Recently, I received a contract from an ebook publisher for my first novel. I've heard stories of authors taking years to publish, and I certainly took years to write the thing. But Double Dragon was the first publisher I sent it to and they took it. So I'm legitimate now. I'm an author. Really.
The little hater in my head has for years been finding ways to tell me that my writing doesn't count. My many articles for Today's Parent Toronto don't count because my mother got me an in at that magazine, and because it's non-fiction, and not particularly literary. The short story I got published a couple years ago doesn't count because it was in the wrong genre. A story about a teenager bra shopping with her mother will not further my career as a sci fi writer.
Unfortunately my little hater hasn't been silenced. She is finding ways to tell me that a book sold to a fairly prolific ebook publisher doesn't count either. First, she says that nobody will by it, and there can be no real success without monetary gain. Then, the hater reminds me that as an ebook, it will never be on the shelves of a real live bookstore. Never mind that ebooks are the new big thing. Never mind that a legitimate publisher read my work and found it worthy.
I'm beginning to suspect that I'll always feel that way. One book doesn't count because I don't have two. Two books won't count because I don't make enough to pay the bills. Ten books won't count because I haven't won awards or made a million dollars or become a household name.

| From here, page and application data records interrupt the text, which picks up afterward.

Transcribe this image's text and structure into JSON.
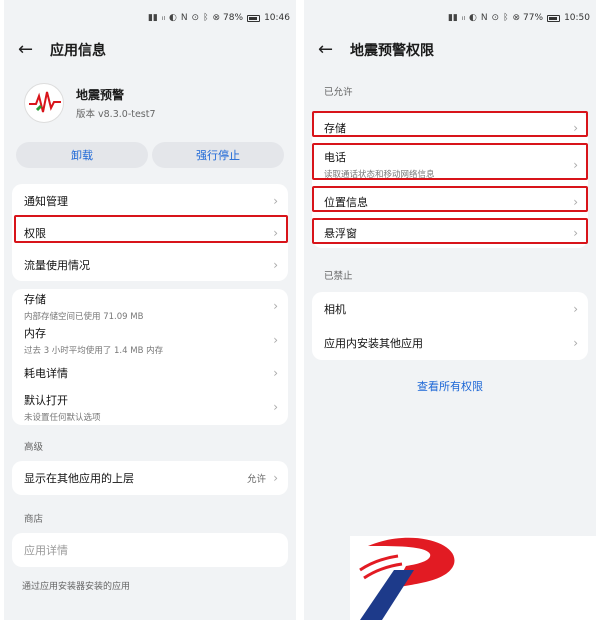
{
  "left": {
    "status": {
      "icons": [
        "nfc-icon",
        "alarm-icon",
        "bluetooth-icon"
      ],
      "battery": "78%",
      "time": "10:46"
    },
    "title": "应用信息",
    "app": {
      "name": "地震预警",
      "version": "版本 v8.3.0-test7"
    },
    "buttons": {
      "uninstall": "卸载",
      "force_stop": "强行停止"
    },
    "card1": [
      {
        "label": "通知管理"
      },
      {
        "label": "权限"
      },
      {
        "label": "流量使用情况"
      }
    ],
    "card2": [
      {
        "label": "存储",
        "sub": "内部存储空间已使用 71.09 MB"
      },
      {
        "label": "内存",
        "sub": "过去 3 小时平均使用了 1.4 MB 内存"
      },
      {
        "label": "耗电详情"
      },
      {
        "label": "默认打开",
        "sub": "未设置任何默认选项"
      }
    ],
    "advanced_label": "高级",
    "overlay": {
      "label": "显示在其他应用的上层",
      "value": "允许"
    },
    "store_label": "商店",
    "app_details": "应用详情",
    "installer_note": "通过应用安装器安装的应用"
  },
  "right": {
    "status": {
      "battery": "77%",
      "time": "10:50"
    },
    "title": "地震预警权限",
    "allowed_label": "已允许",
    "allowed": [
      {
        "label": "存储"
      },
      {
        "label": "电话",
        "sub": "读取通话状态和移动网络信息"
      },
      {
        "label": "位置信息"
      },
      {
        "label": "悬浮窗"
      }
    ],
    "denied_label": "已禁止",
    "denied": [
      {
        "label": "相机"
      },
      {
        "label": "应用内安装其他应用"
      }
    ],
    "view_all": "查看所有权限"
  },
  "colors": {
    "accent": "#1b66d6",
    "highlight": "#d8141a",
    "brand_red": "#e21b23",
    "brand_blue": "#1d3a8a"
  }
}
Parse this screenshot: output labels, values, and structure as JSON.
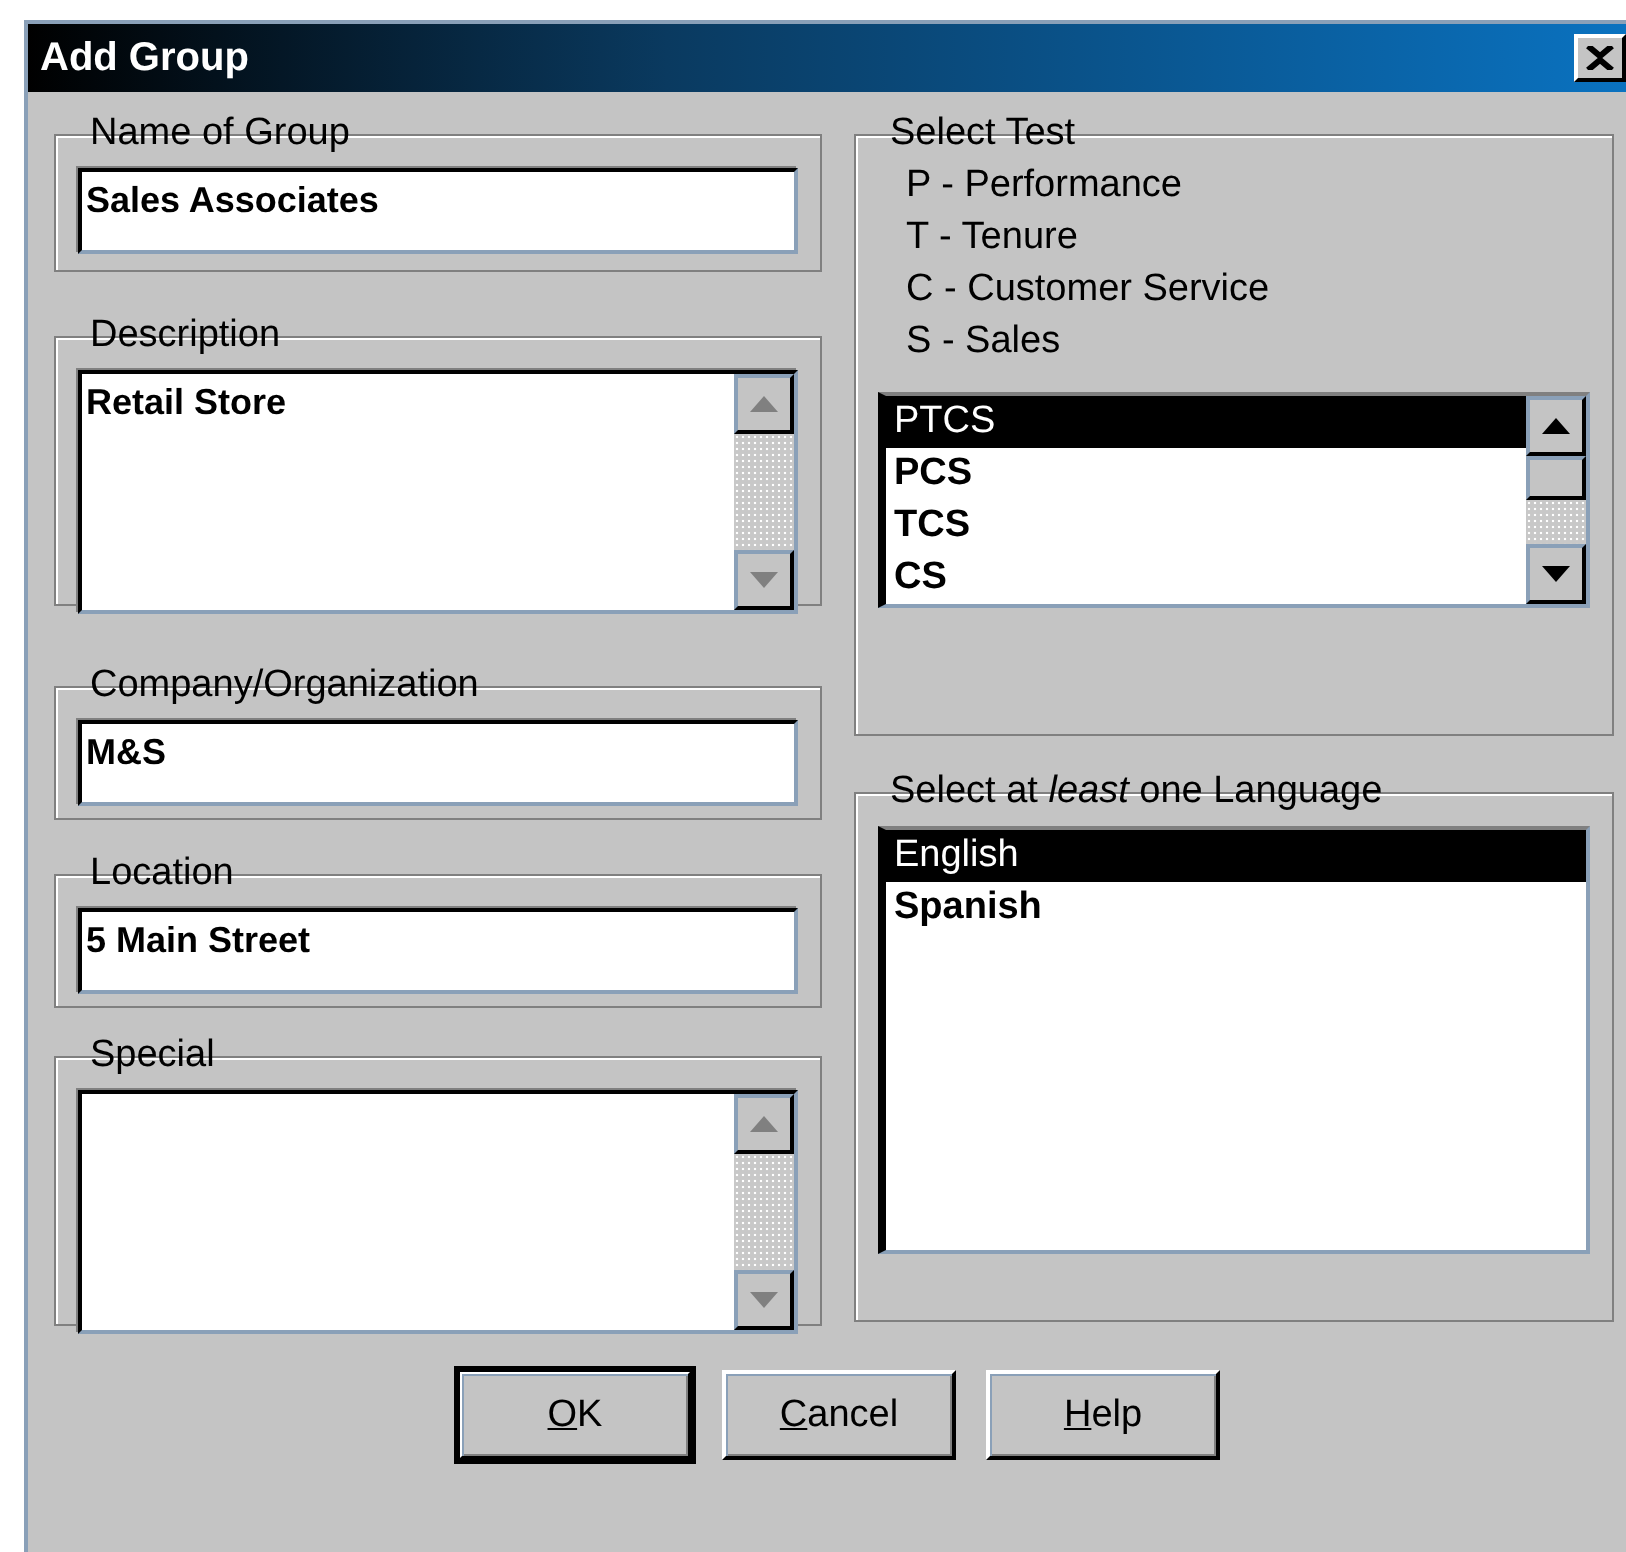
{
  "window": {
    "title": "Add Group"
  },
  "fields": [
    {
      "kind": "line",
      "label": "Name of Group",
      "value": "Sales Associates"
    },
    {
      "kind": "memo",
      "label": "Description",
      "value": "Retail Store",
      "scroll_enabled": false
    },
    {
      "kind": "line",
      "label": "Company/Organization",
      "value": "M&S"
    },
    {
      "kind": "line",
      "label": "Location",
      "value": "5 Main Street"
    },
    {
      "kind": "memo",
      "label": "Special",
      "scroll_enabled": false
    }
  ],
  "select_test": {
    "label": "Select Test",
    "key_lines": [
      "P - Performance",
      "T - Tenure",
      "C - Customer Service",
      "S - Sales"
    ],
    "scroll_enabled": true,
    "options": [
      {
        "label": "PTCS",
        "selected": true
      },
      {
        "label": "PCS",
        "selected": false
      },
      {
        "label": "TCS",
        "selected": false
      },
      {
        "label": "CS",
        "selected": false
      }
    ]
  },
  "languages": {
    "label": "Select at *least* one Language",
    "options": [
      {
        "label": "English",
        "selected": true
      },
      {
        "label": "Spanish",
        "selected": false
      }
    ]
  },
  "buttons": [
    {
      "label": "OK",
      "mnemonic": true,
      "default": true
    },
    {
      "label": "Cancel",
      "mnemonic": true,
      "default": false
    },
    {
      "label": "Help",
      "mnemonic": true,
      "default": false
    }
  ]
}
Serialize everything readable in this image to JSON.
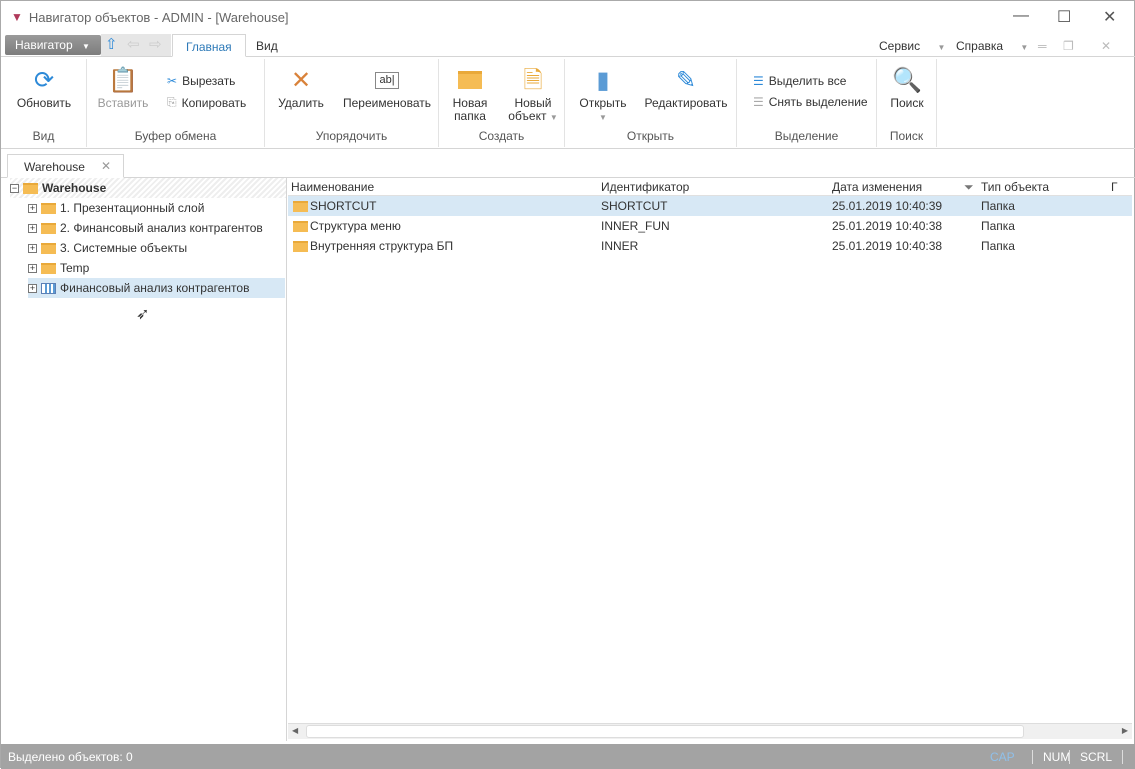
{
  "window": {
    "title": "Навигатор объектов - ADMIN - [Warehouse]"
  },
  "menu": {
    "navigator": "Навигатор",
    "tabs": [
      "Главная",
      "Вид"
    ],
    "service": "Сервис",
    "help": "Справка"
  },
  "ribbon": {
    "groups": [
      "Вид",
      "Буфер обмена",
      "Упорядочить",
      "Создать",
      "Открыть",
      "Выделение",
      "Поиск"
    ],
    "refresh": "Обновить",
    "paste": "Вставить",
    "cut": "Вырезать",
    "copy": "Копировать",
    "delete": "Удалить",
    "rename": "Переименовать",
    "rename_icon": "ab|",
    "new_folder": [
      "Новая",
      "папка"
    ],
    "new_object": [
      "Новый",
      "объект"
    ],
    "open": "Открыть",
    "edit": "Редактировать",
    "select_all": "Выделить все",
    "deselect": "Снять выделение",
    "search": "Поиск"
  },
  "doc_tab": "Warehouse",
  "tree": {
    "root": "Warehouse",
    "items": [
      "1. Презентационный слой",
      "2. Финансовый анализ контрагентов",
      "3. Системные объекты",
      "Temp",
      "Финансовый анализ контрагентов"
    ]
  },
  "grid": {
    "columns": [
      "Наименование",
      "Идентификатор",
      "Дата изменения",
      "Тип объекта",
      "Г"
    ],
    "rows": [
      {
        "name": "SHORTCUT",
        "id": "SHORTCUT",
        "date": "25.01.2019 10:40:39",
        "type": "Папка"
      },
      {
        "name": "Структура меню",
        "id": "INNER_FUN",
        "date": "25.01.2019 10:40:38",
        "type": "Папка"
      },
      {
        "name": "Внутренняя структура БП",
        "id": "INNER",
        "date": "25.01.2019 10:40:38",
        "type": "Папка"
      }
    ]
  },
  "status": {
    "selected": "Выделено объектов: 0",
    "cap": "CAP",
    "num": "NUM",
    "scrl": "SCRL"
  }
}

I wonder if J.K. Rowling has these insecurities, or Stephenie Meyer, or Robert J. Sawyer, or Ursula Le Guin, or Stephen King. I'd like to think they all do. I'd like to think that these insecurities are an integral part of the creative psyche, proof that at my core I am an author.